You can use this needle for double stitching but only on machines with zigzag capabilities. The throat plate should also have a hole that is wide enough for your needle. You also need more than one thread spool holder as each needle will have its own thread source.
You can use them for heirloom or decorative stitching. This is because the needle can stitch parallel rows to each other in a single pass. The needles are available in different types such as metallic, stretch, denim, or embroidery. Twin hemstitch needles can also have one wing and one universal needle. Ensure you follow the manufacturer’s manual to the latter when operating a machine with two or more needles.
- Triple-needle: These feature three needles attached to a single shaft. Their sizes are interpreted the same as those of a twin needle with the first number highlighting the distance among the three needles in millimeters. They are only available in 2.5/80 and 3.0/80 sizes. You can use this needle for triple topstitching.
- Wing/ Hemstitch: It is only available in a medium and large size. These two sizes are 100/16 and 120/19 respectively.It is characterized by a shaft that is flared resembling a wing. This shape creates a decorative hole in a fabric that is tightly woven. You can use the needle for heirloom stitching as well as other heirloom embroideries like batiste or linen.
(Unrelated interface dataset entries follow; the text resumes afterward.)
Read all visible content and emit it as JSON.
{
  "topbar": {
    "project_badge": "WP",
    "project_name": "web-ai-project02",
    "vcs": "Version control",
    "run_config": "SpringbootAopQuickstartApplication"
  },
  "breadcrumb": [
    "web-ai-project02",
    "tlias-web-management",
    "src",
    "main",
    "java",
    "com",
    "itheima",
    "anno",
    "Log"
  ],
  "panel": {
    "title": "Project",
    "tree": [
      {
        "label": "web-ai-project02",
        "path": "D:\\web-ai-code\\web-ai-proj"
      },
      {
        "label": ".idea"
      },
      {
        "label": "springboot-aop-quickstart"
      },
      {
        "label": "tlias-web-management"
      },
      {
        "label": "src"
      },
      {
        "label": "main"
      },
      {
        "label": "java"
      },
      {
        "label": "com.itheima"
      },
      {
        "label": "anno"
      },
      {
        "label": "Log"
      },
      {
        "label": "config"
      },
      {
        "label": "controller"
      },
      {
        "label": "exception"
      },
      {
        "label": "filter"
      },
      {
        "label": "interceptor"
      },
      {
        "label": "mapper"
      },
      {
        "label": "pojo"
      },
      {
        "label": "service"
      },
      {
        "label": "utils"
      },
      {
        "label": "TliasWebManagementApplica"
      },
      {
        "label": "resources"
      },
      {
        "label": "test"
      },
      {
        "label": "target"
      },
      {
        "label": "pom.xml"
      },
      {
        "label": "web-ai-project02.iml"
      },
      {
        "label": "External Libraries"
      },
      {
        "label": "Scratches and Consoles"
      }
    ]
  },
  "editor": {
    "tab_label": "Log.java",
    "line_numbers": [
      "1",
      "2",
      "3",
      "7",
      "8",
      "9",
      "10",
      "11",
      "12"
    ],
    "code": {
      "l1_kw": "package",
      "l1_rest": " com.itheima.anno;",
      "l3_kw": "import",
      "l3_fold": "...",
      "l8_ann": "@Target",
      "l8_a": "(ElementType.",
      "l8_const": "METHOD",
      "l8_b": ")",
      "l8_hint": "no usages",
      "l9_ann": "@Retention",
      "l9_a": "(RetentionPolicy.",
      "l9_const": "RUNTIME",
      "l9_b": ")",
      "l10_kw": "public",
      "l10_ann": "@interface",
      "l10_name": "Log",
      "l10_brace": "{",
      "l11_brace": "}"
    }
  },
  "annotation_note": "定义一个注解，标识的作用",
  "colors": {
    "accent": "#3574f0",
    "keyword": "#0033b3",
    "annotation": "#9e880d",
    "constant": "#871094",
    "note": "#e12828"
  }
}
To ensure the stitching is effective, put a stabilizer under the fabric. This is to ensure the needle returns to the same needle hole more than once.
Tips to maintain your needle
If you notice a clunking sound on your machine during sewing, it may mean that your needle is either bent or dull. A bent needle can damage other parts of your machine such as the bobbin hook. You should, therefore, be alert to these first signs and replace the needle.
Having known the type of needle to use on the sewing machine, you will need to insert and replace the needle every so often. The periods are usually short and depend on the length of your project. It is however advised to change the needle after 8 to 12 hours of use.
Using a dull needle will affect the quality of your stitch and ultimately your final product. Before inserting a new needle, ensure it is a compatible needle system with your machine. The needle eye should also fit the thread you are using.
To prevent the needle from falling into the machine during replacement, place a piece of paper over the presser or foot area. Always push the shank all the way to the needle holder. This will ensure injuries are prevented from happening or needle breakage.
The angle of the needle should also be correct. Turn the machine hand-wheel to make sure the needle is not in contact with any of the machine parts to prevent needle breakage.
If you have a dull needle and no replacements on hand, you can try to sharpen it. Because it is made of metal, the emery board found on nail clippers should allow you to sharpen it. Just be sure to apply a little oil as you sharpen the needle to reduce friction.
Using the right needle for your fabric is the secret sauce for sewing beautiful things. With these tips, finding the right sewing machine needle for your project shouldn’t be a problem.